> Task objective:
The answer must consist of every line from the entries below that contains the word "Edit".

BEGIN Records

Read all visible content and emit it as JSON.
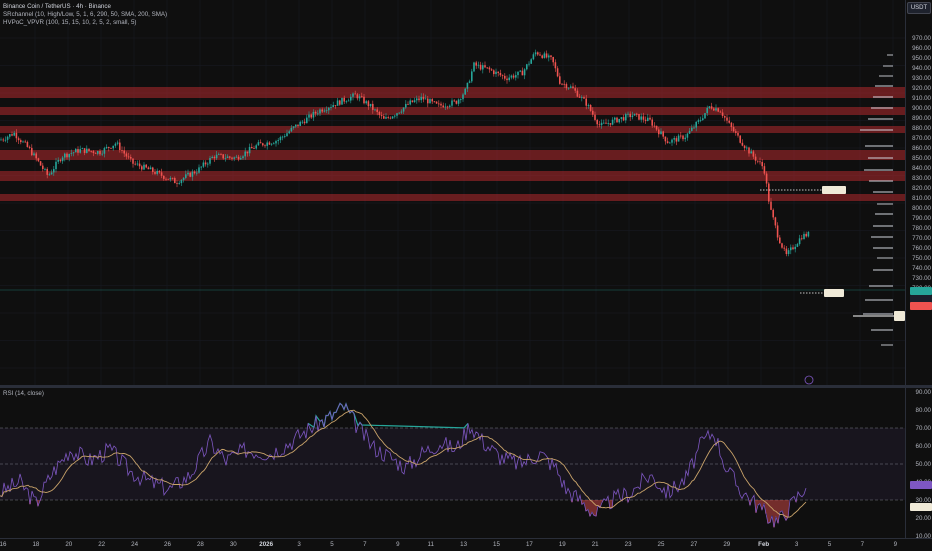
{
  "legend": {
    "symbol": "Binance Coin / TetherUS · 4h · Binance",
    "indicator1": "SRchannel (10, High/Low, 5, 1, 6, 290, 50, SMA, 200, SMA)",
    "indicator2": "HVPoC_VPVR (100, 15, 15, 10, 2, 5, 2, small, 5)"
  },
  "rsi_legend": "RSI (14, close)",
  "currency": "USDT",
  "price_ticks": [
    "970.00",
    "960.00",
    "950.00",
    "940.00",
    "930.00",
    "920.00",
    "910.00",
    "900.00",
    "890.00",
    "880.00",
    "870.00",
    "860.00",
    "850.00",
    "840.00",
    "830.00",
    "820.00",
    "810.00",
    "800.00",
    "790.00",
    "780.00",
    "770.00",
    "760.00",
    "750.00",
    "740.00",
    "730.00",
    "720.00",
    "710.00"
  ],
  "rsi_ticks": [
    "90.00",
    "80.00",
    "70.00",
    "60.00",
    "50.00",
    "40.00",
    "30.00",
    "20.00",
    "10.00"
  ],
  "time_ticks": [
    "16",
    "18",
    "20",
    "22",
    "24",
    "26",
    "28",
    "30",
    "2026",
    "3",
    "5",
    "7",
    "9",
    "11",
    "13",
    "15",
    "17",
    "19",
    "21",
    "23",
    "25",
    "27",
    "29",
    "Feb",
    "3",
    "5",
    "7",
    "9"
  ],
  "colors": {
    "up": "#26a69a",
    "down": "#ef5350",
    "zone": "#b2292e",
    "rsi": "#7e57c2",
    "rsi_ma": "#c9a36a"
  }
}
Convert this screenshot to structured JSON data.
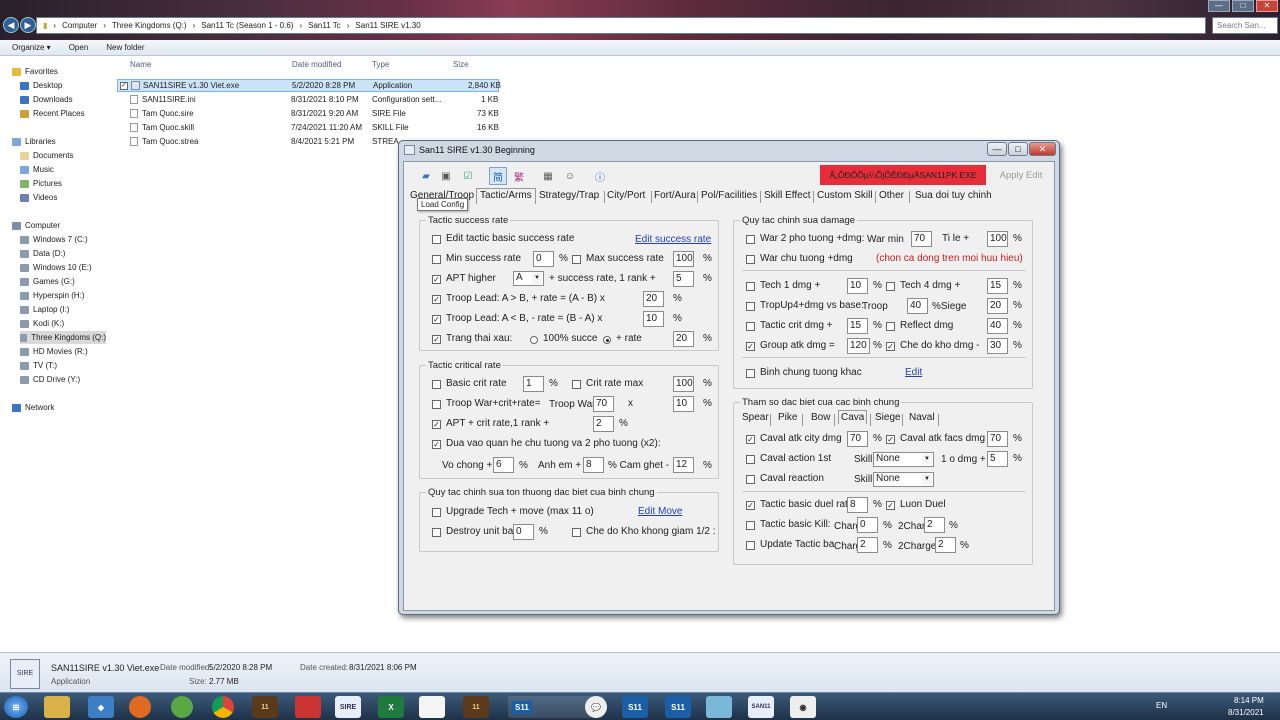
{
  "explorer": {
    "breadcrumb": [
      "Computer",
      "Three Kingdoms (Q:)",
      "San11 Tc (Season 1 - 0.6)",
      "San11 Tc",
      "San11 SIRE v1.30"
    ],
    "search_placeholder": "Search San...",
    "toolbar": {
      "organize": "Organize ▾",
      "open": "Open",
      "new_folder": "New folder"
    },
    "sidebar": {
      "favorites": "Favorites",
      "desktop": "Desktop",
      "downloads": "Downloads",
      "recent": "Recent Places",
      "libraries": "Libraries",
      "documents": "Documents",
      "music": "Music",
      "pictures": "Pictures",
      "videos": "Videos",
      "computer": "Computer",
      "drives": [
        "Windows 7 (C:)",
        "Data (D:)",
        "Windows 10 (E:)",
        "Games (G:)",
        "Hyperspin (H:)",
        "Laptop (I:)",
        "Kodi (K:)",
        "Three Kingdoms (Q:)",
        "HD Movies (R:)",
        "TV (T:)",
        "CD Drive (Y:)"
      ],
      "network": "Network"
    },
    "columns": {
      "name": "Name",
      "date": "Date modified",
      "type": "Type",
      "size": "Size"
    },
    "files": [
      {
        "name": "SAN11SIRE v1.30 Viet.exe",
        "date": "5/2/2020 8:28 PM",
        "type": "Application",
        "size": "2,840 KB"
      },
      {
        "name": "SAN11SIRE.ini",
        "date": "8/31/2021 8:10 PM",
        "type": "Configuration sett...",
        "size": "1 KB"
      },
      {
        "name": "Tam Quoc.sire",
        "date": "8/31/2021 9:20 AM",
        "type": "SIRE File",
        "size": "73 KB"
      },
      {
        "name": "Tam Quoc.skill",
        "date": "7/24/2021 11:20 AM",
        "type": "SKILL File",
        "size": "16 KB"
      },
      {
        "name": "Tam Quoc.strea",
        "date": "8/4/2021 5:21 PM",
        "type": "STREA",
        "size": ""
      }
    ],
    "details": {
      "name": "SAN11SIRE v1.30 Viet.exe",
      "kind": "Application",
      "date_modified_label": "Date modified:",
      "date_modified": "5/2/2020 8:28 PM",
      "size_label": "Size:",
      "size": "2.77 MB",
      "date_created_label": "Date created:",
      "date_created": "8/31/2021 8:06 PM"
    }
  },
  "taskbar": {
    "lang": "EN",
    "time": "8:14 PM",
    "date": "8/31/2021",
    "s11": "S11",
    "san11": "SAN11"
  },
  "app": {
    "title": "San11 SIRE v1.30 Beginning",
    "red_button": "Ã„ÔÐÕÕµ¼ÕjÕÊÐÐµÄSAN11PK.EXE",
    "apply": "Apply Edit",
    "tooltip": "Load Config",
    "tabs": [
      "General/Troop",
      "Tactic/Arms",
      "Strategy/Trap",
      "City/Port",
      "Fort/Aura",
      "Pol/Facilities",
      "Skill Effect",
      "Custom Skill",
      "Other",
      "Sua doi tuy chinh"
    ],
    "success": {
      "title": "Tactic success rate",
      "edit_basic": "Edit tactic basic success rate",
      "edit_link": "Edit success rate",
      "min_label": "Min success rate",
      "min_val": "0",
      "pct": "%",
      "max_label": "Max success rate",
      "max_val": "100",
      "apt_label": "APT higher",
      "apt_sel": "A",
      "apt_suffix": "+ success rate, 1 rank +",
      "apt_val": "5",
      "lead_a": "Troop Lead: A > B, + rate = (A - B) x",
      "lead_a_val": "20",
      "lead_b": "Troop Lead: A < B, - rate = (B - A) x",
      "lead_b_val": "10",
      "trang": "Trang thai xau:",
      "r100": "100% succe",
      "rrate": "+ rate",
      "trang_val": "20"
    },
    "critical": {
      "title": "Tactic critical rate",
      "basic": "Basic crit rate",
      "basic_val": "1",
      "max": "Crit rate max",
      "max_val": "100",
      "war": "Troop War+crit+rate=",
      "war2": "Troop War",
      "war_val": "70",
      "x": "x",
      "war_val2": "10",
      "apt": "APT + crit rate,1 rank +",
      "apt_val": "2",
      "dua": "Dua vao quan he chu tuong va 2 pho tuong (x2):",
      "vo": "Vo chong +",
      "vo_val": "6",
      "anh": "Anh em +",
      "anh_val": "8",
      "cam": "% Cam ghet -",
      "cam_val": "12"
    },
    "special": {
      "title": "Quy tac chinh sua ton thuong dac biet cua binh chung",
      "upgrade": "Upgrade Tech + move (max 11 o)",
      "edit_move": "Edit Move",
      "destroy": "Destroy unit bas",
      "destroy_val": "0",
      "che": "Che do Kho khong giam 1/2 :"
    },
    "damage": {
      "title": "Quy tac chinh sua damage",
      "war2": "War 2 pho tuong +dmg:",
      "war_min": "War min",
      "war_min_val": "70",
      "tile": "Ti le +",
      "tile_val": "100",
      "warchu": "War chu tuong +dmg",
      "chon": "(chon ca dong tren moi huu hieu)",
      "tech1": "Tech 1 dmg +",
      "tech1_val": "10",
      "tech4": "Tech 4 dmg +",
      "tech4_val": "15",
      "tropup": "TropUp4+dmg vs base:",
      "troop": "Troop",
      "troop_val": "40",
      "siege": "%Siege",
      "siege_val": "20",
      "crit": "Tactic crit dmg +",
      "crit_val": "15",
      "reflect": "Reflect dmg",
      "reflect_val": "40",
      "group": "Group atk dmg =",
      "group_val": "120",
      "che": "Che do kho dmg -",
      "che_val": "30",
      "binh": "Binh chung tuong khac",
      "edit": "Edit"
    },
    "arms": {
      "title": "Tham so dac biet cua cac binh chung",
      "tabs": [
        "Spear",
        "Pike",
        "Bow",
        "Cava",
        "Siege",
        "Naval"
      ],
      "city": "Caval atk city dmg",
      "city_val": "70",
      "facs": "Caval atk facs dmg",
      "facs_val": "70",
      "action": "Caval action 1st",
      "skill": "Skill",
      "skill_sel": "None",
      "odmg": "1 o dmg +",
      "odmg_val": "5",
      "reaction": "Caval reaction",
      "skill_sel2": "None",
      "duel": "Tactic basic duel rat",
      "duel_val": "8",
      "luon": "Luon Duel",
      "kill": "Tactic basic Kill:",
      "charg": "Charg",
      "kill_val": "0",
      "char2": "2Char",
      "kill_val2": "2",
      "update": "Update Tactic ba",
      "upd_val": "2",
      "charge2": "2Charge",
      "upd_val2": "2"
    }
  }
}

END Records

> Result for this exercise:
    "apply": "Apply Edit",
      "edit_basic": "Edit tactic basic success rate",
      "edit_link": "Edit success rate",
      "edit_move": "Edit Move",
      "edit": "Edit"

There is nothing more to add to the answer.